C.R.S. '53, 138-4-15(2) provides "Transfers to a wife shall be taxable only to the extent that the value of the property transferred exceeds twenty thousand dollars; and transfers to any other person in class A shall be taxable only to the extent that the value of the property exceeds ten thousand dollars * * *."
In the instant case the widow has an exemption of $20,000 and the son an exemption of $10,000. These exemptions are *1110 plainly given by 138-4-15(2), supra, and nothing in any statute authorizes the Commissioner to apportion these exemptions. The widow and son of Fred C. Liebhardt were not transferees in the Minnie K. Liebhardt estate. They were transferees in the Fred C. Liebhardt estate, and the plain and unambiguous language of the section now being considered gives them exemptions of $20,000 and $10,000 respectively as against assets not previously taxed, or values of property previously taxed in excess of the appraised value in the former estate. Any proration of the exemptions would do violence to the statute under consideration, since it makes no reference to the proration of exemptions in a case where the same property was taxed within a period of three years.
In each of the former legislative enactments, which presently appear as C.R.S. '53, 138-4-14, the section imposing the tax on transfers of property appear as follows:"Rates of tax.The tax imposed hereby shall be at the following rates: "Upon transfers to persons or to corporations under: "On the value of the property transferred in excess of exemptions:"
Then follow the several classifications of beneficiaries and the rate of the tax to be imposed.

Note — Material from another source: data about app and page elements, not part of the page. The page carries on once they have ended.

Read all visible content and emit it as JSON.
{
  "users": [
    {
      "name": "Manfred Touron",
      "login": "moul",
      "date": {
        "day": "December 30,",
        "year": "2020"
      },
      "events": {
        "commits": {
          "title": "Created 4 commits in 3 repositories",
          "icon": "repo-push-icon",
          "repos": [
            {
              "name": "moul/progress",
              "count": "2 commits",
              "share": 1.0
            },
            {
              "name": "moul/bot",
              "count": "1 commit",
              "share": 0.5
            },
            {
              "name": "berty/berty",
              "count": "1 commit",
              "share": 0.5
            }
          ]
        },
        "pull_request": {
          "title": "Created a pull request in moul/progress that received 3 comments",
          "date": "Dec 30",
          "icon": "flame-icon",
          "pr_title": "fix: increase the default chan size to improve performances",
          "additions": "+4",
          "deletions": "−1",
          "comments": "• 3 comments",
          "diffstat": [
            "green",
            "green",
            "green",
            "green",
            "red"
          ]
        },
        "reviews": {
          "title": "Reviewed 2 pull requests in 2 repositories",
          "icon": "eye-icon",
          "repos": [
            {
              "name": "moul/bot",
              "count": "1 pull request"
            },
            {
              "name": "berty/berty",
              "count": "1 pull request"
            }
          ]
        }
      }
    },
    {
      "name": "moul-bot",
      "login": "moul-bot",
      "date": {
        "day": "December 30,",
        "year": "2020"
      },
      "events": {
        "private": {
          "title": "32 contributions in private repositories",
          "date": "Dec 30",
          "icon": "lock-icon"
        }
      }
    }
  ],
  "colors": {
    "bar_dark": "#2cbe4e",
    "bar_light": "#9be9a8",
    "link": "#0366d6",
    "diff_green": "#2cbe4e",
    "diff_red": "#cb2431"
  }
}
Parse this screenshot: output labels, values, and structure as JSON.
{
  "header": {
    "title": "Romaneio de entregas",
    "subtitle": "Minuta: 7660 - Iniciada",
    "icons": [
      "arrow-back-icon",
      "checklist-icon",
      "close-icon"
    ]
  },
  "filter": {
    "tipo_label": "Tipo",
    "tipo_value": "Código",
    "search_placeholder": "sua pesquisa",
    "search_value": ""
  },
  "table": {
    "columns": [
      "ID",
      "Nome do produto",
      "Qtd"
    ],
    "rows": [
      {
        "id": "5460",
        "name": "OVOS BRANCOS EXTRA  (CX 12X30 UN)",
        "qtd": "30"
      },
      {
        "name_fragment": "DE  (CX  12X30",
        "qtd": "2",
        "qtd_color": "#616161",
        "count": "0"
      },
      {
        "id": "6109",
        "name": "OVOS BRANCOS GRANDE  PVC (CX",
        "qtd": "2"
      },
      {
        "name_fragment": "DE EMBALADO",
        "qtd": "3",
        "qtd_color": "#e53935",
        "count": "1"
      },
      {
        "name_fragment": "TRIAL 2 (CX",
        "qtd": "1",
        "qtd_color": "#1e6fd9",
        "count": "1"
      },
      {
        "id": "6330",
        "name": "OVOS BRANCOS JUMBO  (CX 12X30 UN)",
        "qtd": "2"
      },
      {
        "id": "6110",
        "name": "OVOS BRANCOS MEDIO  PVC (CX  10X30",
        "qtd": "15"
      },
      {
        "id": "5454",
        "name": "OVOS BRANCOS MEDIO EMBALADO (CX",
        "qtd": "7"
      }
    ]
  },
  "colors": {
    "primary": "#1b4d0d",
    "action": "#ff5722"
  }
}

The manifest purpose of these acts, as well as the language employed, clearly indicates that the heirs, devisees and legatees are entitled to the exemptions provided by the act and the amount thereof deducted from "the value of the property transferred" before the tax may be computed. These statutory exemptions bear no relationship to the amount of the decedent's estate, or the source from which he obtained title. Had the estate of Fred C. Liebhardt consisted entirely of property not obtained from any other estate within a period of three years, the Commissioner would without question have allowed the $20,000 exemption to the widow and the $10,000 exemption to the son. The application of the formula devised by the Commissioner reduced the exemptions to the widow and son from $30,000 to $5,490.
It is claimed that the Commissioner has allowed the exemption in full in the first instance. But by reducing the credit for property previously taxed by a proportionate part of the deductions and exemptions he has, in effect, reduced the deductions and exemptions themselves.
The judgment is reversed and the cause remanded to the trial court with directions that the tax be computed in accordance with this opinion.